**What you have to do:** Copy each line of the listing below where the word "Nazwa" turns up.

====

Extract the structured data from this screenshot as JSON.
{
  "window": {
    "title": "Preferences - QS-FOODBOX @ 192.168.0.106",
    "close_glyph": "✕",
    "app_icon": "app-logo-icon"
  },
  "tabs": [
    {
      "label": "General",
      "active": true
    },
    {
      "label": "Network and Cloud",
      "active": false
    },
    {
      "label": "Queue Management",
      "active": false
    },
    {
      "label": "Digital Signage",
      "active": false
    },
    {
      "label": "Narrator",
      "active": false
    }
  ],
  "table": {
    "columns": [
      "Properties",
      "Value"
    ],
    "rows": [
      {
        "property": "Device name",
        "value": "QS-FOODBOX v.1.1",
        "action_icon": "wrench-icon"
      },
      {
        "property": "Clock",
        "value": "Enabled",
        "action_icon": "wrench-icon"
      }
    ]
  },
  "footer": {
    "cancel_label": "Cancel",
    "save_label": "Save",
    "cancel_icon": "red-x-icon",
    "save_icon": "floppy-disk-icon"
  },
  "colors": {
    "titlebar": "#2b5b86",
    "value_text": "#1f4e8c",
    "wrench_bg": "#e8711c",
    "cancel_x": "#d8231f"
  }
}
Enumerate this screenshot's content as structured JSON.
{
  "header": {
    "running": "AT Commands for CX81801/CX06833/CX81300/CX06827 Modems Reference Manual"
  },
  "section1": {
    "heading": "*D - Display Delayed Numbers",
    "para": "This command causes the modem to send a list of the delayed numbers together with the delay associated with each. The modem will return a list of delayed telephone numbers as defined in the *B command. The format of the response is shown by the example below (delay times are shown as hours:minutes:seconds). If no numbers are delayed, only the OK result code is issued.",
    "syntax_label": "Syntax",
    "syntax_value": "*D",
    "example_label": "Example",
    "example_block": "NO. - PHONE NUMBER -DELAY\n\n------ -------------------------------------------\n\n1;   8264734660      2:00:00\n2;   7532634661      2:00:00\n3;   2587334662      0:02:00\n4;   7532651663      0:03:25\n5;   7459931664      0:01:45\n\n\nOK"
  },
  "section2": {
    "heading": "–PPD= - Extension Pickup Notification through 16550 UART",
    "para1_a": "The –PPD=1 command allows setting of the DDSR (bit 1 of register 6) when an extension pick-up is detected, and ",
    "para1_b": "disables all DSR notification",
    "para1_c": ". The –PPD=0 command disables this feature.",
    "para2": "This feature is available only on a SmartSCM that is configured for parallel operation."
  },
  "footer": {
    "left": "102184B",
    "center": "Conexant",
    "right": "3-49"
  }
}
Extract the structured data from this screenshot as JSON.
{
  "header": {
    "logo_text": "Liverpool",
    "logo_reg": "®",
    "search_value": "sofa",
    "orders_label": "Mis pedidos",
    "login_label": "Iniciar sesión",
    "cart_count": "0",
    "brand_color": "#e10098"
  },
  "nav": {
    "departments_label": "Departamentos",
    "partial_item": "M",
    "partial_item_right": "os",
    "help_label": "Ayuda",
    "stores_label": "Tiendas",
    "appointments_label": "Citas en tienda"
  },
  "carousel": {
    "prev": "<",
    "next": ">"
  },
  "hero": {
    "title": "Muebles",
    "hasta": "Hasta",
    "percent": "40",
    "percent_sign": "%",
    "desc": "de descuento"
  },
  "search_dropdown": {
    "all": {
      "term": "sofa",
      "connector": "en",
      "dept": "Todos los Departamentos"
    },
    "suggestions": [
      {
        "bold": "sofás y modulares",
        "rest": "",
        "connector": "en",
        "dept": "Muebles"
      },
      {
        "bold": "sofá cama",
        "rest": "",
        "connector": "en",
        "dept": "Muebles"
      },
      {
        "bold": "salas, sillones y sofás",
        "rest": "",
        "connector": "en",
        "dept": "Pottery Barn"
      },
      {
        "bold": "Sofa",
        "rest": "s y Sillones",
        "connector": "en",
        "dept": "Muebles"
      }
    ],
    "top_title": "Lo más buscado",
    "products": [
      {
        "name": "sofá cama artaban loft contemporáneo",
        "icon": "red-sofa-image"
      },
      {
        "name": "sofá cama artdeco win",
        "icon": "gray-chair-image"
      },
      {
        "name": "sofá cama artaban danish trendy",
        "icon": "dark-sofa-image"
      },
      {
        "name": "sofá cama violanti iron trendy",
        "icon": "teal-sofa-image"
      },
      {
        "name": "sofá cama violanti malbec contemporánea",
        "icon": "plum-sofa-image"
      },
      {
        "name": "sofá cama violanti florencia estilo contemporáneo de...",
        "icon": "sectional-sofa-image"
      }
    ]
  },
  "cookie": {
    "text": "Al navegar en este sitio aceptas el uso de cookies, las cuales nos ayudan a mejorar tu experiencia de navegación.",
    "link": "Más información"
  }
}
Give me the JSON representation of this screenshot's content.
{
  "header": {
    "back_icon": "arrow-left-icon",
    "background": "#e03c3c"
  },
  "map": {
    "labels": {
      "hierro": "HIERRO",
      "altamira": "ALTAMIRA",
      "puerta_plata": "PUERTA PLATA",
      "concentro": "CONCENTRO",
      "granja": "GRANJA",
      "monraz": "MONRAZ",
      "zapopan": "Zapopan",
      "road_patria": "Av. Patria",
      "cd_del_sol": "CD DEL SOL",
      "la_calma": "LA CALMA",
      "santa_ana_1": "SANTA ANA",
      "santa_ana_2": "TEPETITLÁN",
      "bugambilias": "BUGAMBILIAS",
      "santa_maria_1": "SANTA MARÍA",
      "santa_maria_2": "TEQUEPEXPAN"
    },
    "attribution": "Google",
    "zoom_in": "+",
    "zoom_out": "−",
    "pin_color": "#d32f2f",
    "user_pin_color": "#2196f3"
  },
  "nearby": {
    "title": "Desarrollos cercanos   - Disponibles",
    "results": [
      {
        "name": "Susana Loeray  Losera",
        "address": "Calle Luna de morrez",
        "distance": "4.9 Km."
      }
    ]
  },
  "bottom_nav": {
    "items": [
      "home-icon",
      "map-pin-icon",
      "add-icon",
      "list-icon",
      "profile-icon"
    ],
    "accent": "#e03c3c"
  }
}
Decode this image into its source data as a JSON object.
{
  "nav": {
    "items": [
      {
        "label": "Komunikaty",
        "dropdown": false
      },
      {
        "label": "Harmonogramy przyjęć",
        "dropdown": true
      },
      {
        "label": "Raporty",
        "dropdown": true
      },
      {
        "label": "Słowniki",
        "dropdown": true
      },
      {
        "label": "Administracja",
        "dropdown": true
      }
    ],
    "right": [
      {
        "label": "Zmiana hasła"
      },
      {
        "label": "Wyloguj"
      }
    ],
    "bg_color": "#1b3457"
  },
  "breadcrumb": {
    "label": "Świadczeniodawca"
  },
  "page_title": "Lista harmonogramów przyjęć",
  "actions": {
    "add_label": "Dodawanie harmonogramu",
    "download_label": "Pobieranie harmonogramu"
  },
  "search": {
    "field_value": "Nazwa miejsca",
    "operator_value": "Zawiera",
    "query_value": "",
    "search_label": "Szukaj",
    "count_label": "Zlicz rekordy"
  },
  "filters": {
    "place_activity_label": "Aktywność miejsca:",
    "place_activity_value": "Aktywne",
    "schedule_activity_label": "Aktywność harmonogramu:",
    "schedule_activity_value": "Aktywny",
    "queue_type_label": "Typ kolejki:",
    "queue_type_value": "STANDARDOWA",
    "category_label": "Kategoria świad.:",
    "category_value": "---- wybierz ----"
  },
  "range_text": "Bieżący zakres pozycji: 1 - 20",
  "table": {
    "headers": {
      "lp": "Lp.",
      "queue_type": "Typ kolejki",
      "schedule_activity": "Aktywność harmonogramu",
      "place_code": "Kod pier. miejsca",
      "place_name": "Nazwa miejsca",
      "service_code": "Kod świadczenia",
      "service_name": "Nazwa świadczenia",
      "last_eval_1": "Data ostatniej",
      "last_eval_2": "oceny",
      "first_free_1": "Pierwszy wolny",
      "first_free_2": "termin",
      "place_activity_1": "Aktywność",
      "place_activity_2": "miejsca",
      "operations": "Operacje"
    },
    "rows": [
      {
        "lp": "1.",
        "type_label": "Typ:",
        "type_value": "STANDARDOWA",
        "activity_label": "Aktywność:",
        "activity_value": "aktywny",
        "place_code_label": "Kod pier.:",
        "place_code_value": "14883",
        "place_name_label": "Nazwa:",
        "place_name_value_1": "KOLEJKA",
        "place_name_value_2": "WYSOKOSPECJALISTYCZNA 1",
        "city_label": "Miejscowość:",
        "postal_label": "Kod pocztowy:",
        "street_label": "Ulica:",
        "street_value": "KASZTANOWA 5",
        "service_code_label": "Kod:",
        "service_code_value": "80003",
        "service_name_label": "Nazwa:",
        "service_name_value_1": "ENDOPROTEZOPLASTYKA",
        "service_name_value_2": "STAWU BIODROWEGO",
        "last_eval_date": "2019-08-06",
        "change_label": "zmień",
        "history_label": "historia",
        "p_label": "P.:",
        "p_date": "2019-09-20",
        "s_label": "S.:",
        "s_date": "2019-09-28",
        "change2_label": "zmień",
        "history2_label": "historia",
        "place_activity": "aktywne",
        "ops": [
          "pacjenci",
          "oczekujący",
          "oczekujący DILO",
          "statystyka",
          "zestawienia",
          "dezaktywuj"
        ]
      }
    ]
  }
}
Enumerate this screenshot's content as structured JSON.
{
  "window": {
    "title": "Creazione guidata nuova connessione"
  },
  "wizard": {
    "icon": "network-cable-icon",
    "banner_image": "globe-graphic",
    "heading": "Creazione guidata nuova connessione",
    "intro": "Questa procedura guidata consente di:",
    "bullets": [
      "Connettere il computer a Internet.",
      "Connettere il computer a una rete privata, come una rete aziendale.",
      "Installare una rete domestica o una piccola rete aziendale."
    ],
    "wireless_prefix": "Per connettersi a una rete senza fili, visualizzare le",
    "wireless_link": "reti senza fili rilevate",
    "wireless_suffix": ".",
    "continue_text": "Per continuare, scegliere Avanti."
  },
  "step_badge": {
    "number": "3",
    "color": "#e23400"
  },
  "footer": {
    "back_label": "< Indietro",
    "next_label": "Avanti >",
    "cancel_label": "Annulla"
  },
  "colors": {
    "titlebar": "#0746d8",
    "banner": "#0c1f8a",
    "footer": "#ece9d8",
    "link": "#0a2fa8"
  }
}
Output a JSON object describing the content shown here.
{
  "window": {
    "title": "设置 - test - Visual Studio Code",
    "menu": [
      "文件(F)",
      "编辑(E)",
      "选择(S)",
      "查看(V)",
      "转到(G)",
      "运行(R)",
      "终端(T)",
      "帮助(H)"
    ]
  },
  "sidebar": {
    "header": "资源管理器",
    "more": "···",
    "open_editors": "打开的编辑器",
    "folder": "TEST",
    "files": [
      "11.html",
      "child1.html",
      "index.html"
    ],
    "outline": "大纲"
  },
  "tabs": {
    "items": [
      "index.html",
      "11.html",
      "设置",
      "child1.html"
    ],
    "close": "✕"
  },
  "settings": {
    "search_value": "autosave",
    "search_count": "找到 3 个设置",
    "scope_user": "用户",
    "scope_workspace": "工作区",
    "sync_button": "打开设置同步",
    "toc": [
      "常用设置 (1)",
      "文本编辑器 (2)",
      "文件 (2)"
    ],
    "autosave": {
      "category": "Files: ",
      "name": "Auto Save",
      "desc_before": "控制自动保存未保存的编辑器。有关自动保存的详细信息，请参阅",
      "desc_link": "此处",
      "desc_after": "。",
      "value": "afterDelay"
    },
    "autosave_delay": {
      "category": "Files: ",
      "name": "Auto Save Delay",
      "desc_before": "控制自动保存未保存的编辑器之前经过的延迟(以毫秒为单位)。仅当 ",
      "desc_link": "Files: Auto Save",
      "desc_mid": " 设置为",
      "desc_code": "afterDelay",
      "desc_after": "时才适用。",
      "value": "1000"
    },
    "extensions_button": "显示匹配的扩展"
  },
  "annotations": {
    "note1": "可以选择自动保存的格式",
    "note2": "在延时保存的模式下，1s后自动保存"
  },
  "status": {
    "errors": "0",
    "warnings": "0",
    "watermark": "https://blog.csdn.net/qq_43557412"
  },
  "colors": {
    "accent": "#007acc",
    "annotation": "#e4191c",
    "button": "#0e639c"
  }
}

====

**Solved problem:**
    "field_value": "Nazwa miejsca",
      "place_name": "Nazwa miejsca",
      "service_name": "Nazwa świadczenia",
        "place_name_label": "Nazwa:",
        "service_name_label": "Nazwa:",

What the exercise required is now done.